• _TASK DIRECTIONS_:
Would you please copy every line below that includes the string "this"?

────────────────

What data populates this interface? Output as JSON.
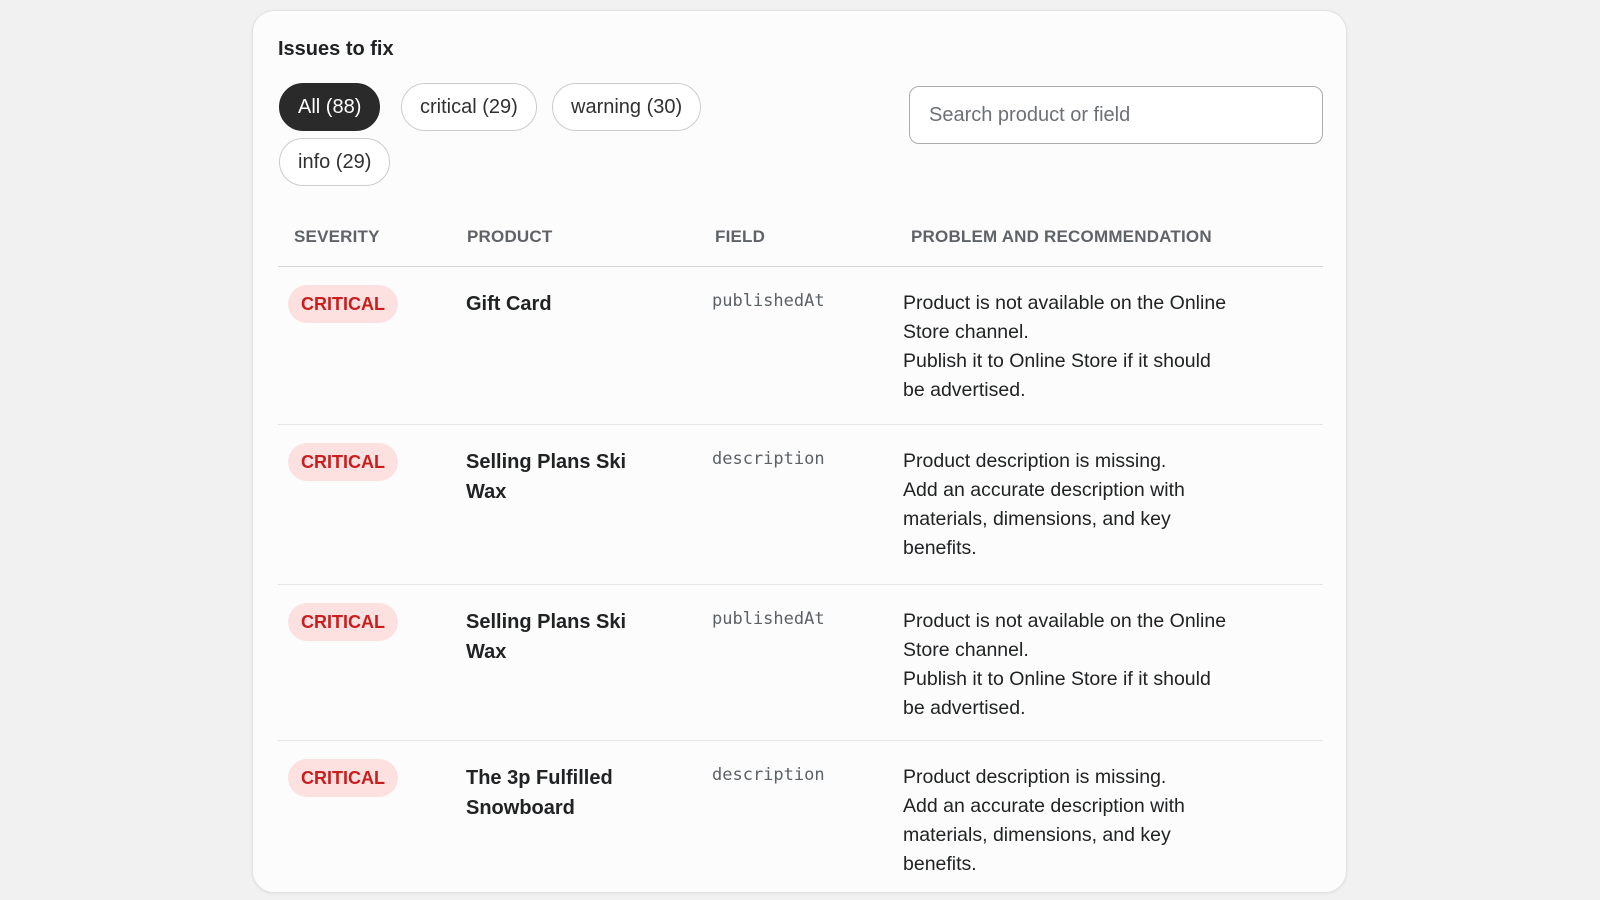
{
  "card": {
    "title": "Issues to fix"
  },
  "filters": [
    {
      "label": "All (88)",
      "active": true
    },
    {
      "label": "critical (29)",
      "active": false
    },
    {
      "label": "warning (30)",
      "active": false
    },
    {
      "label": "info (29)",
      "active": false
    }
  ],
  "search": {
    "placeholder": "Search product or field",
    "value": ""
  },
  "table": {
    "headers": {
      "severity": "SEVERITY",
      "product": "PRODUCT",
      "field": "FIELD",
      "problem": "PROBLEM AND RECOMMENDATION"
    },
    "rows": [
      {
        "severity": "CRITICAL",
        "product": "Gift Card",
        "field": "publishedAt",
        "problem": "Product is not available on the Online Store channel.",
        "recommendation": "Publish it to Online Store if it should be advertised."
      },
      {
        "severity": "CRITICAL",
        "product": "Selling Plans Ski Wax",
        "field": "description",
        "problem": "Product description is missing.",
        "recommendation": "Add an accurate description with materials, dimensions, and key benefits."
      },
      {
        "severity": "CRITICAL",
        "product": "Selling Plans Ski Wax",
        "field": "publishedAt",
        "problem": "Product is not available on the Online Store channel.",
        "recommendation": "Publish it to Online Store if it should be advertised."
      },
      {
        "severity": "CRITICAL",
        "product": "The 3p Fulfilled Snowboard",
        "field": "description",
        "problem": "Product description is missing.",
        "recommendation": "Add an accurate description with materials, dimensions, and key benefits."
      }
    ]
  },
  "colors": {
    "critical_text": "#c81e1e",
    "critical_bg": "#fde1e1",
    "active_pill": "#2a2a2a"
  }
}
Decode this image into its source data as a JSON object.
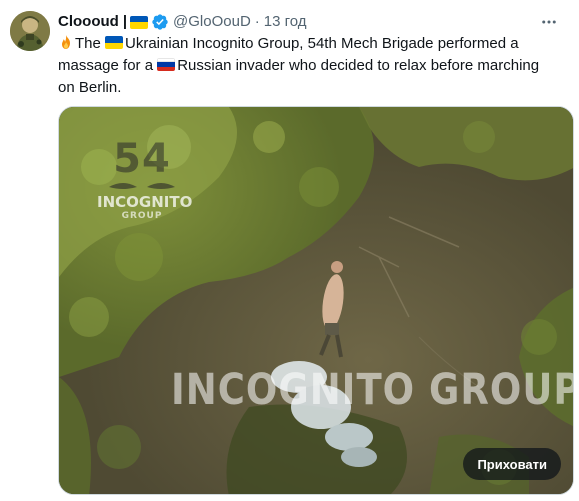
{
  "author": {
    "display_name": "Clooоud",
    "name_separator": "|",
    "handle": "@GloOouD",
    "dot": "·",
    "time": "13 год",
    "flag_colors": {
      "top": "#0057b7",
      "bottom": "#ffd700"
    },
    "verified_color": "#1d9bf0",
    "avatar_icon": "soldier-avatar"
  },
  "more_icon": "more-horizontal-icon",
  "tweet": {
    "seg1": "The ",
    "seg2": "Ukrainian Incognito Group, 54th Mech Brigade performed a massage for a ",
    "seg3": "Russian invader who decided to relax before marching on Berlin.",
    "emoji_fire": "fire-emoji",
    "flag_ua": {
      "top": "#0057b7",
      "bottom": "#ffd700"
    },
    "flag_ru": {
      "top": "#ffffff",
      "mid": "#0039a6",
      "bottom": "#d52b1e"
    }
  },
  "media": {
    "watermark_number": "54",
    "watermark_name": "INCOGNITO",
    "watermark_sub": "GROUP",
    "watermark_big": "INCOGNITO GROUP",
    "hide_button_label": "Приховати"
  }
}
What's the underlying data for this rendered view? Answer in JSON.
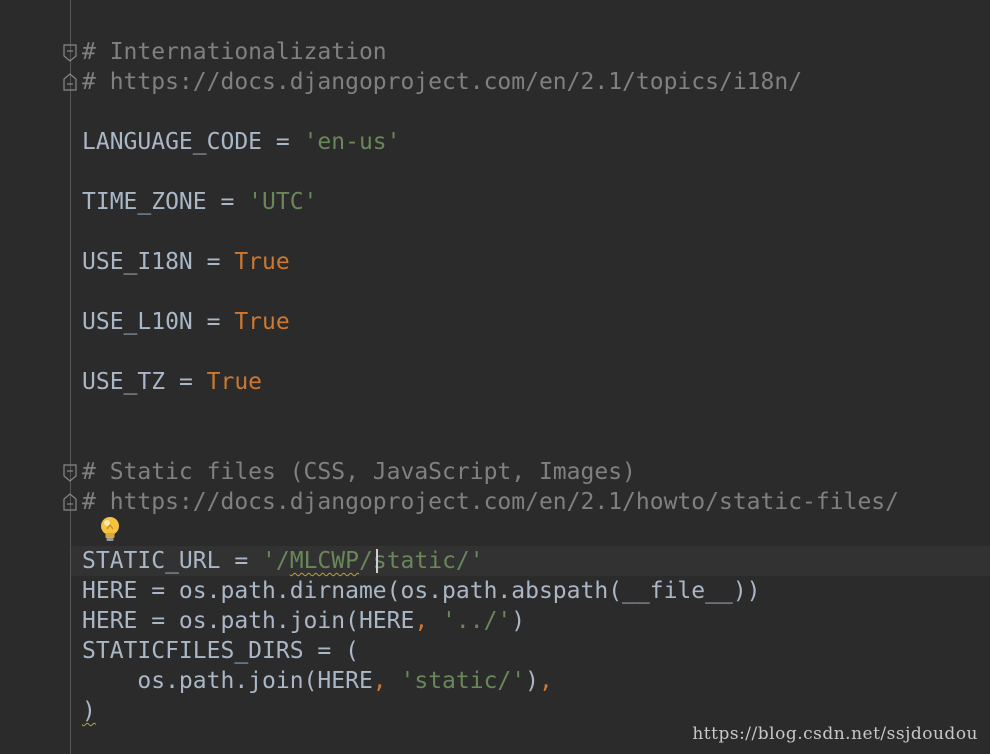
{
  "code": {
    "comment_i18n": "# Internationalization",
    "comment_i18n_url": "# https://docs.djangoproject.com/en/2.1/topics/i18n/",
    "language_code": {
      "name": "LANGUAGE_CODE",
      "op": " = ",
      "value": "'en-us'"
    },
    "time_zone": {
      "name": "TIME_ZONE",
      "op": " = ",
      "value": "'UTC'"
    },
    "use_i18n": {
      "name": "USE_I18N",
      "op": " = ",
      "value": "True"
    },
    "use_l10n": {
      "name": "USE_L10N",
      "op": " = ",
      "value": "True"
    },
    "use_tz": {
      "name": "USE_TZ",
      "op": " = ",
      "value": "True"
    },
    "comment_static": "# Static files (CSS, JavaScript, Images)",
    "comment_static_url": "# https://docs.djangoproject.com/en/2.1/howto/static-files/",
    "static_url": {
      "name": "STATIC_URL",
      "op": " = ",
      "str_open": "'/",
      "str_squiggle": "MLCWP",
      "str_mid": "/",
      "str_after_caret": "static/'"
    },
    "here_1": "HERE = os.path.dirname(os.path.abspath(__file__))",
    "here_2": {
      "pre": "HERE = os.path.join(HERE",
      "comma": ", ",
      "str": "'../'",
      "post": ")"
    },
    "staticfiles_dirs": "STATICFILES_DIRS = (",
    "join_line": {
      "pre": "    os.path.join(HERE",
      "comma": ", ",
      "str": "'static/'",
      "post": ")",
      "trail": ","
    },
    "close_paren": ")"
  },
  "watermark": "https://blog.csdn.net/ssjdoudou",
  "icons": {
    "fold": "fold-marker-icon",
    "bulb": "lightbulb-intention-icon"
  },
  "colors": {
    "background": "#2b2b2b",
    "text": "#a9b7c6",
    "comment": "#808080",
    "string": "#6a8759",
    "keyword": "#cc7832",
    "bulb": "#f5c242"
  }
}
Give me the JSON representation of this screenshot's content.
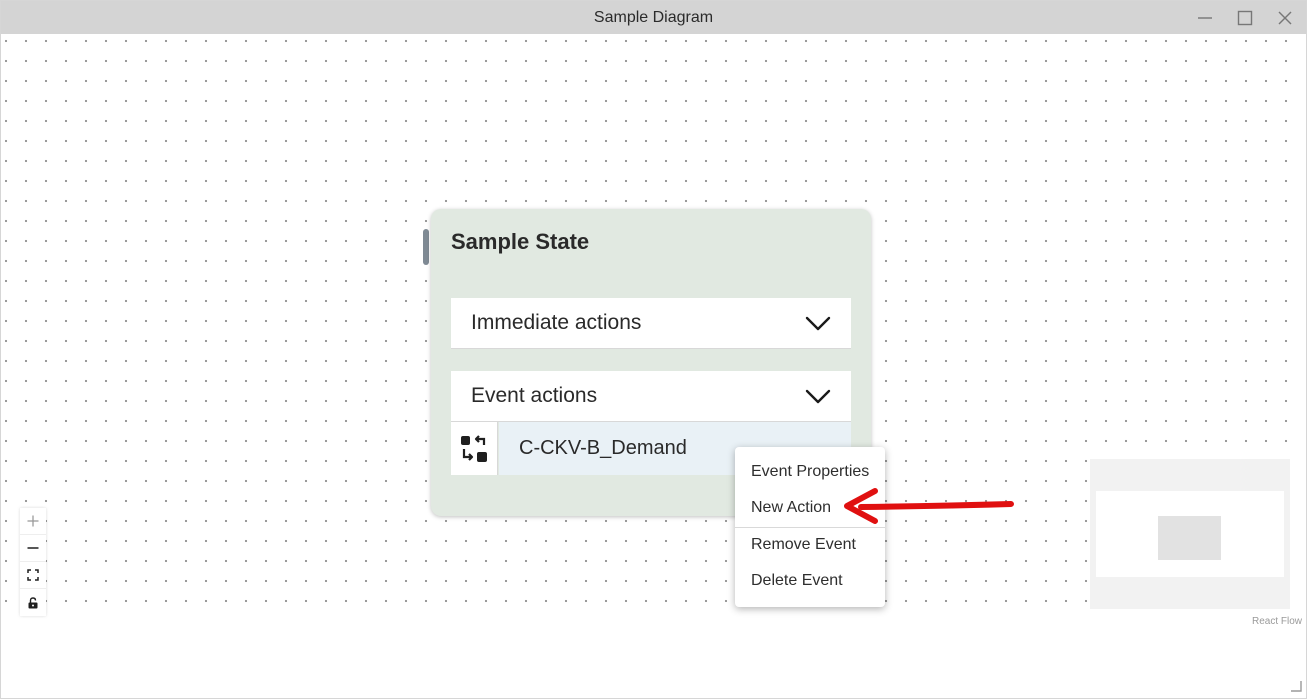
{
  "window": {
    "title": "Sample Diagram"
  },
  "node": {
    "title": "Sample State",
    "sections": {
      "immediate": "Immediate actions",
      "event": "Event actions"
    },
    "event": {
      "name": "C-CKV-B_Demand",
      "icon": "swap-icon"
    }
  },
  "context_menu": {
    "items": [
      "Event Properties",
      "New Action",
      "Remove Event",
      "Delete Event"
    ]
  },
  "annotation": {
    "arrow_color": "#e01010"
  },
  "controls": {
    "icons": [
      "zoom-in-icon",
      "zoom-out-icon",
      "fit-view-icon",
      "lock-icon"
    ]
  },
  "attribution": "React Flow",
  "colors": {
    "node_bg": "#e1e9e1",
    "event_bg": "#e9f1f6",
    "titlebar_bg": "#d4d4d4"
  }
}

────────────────

• _EXERCISE ANSWER_:
What data populates this interface? Output as JSON.
Decode this image into its source data as a JSON object.
What's the underlying data for this rendered view? Answer in JSON.
Give me the JSON representation of this screenshot's content.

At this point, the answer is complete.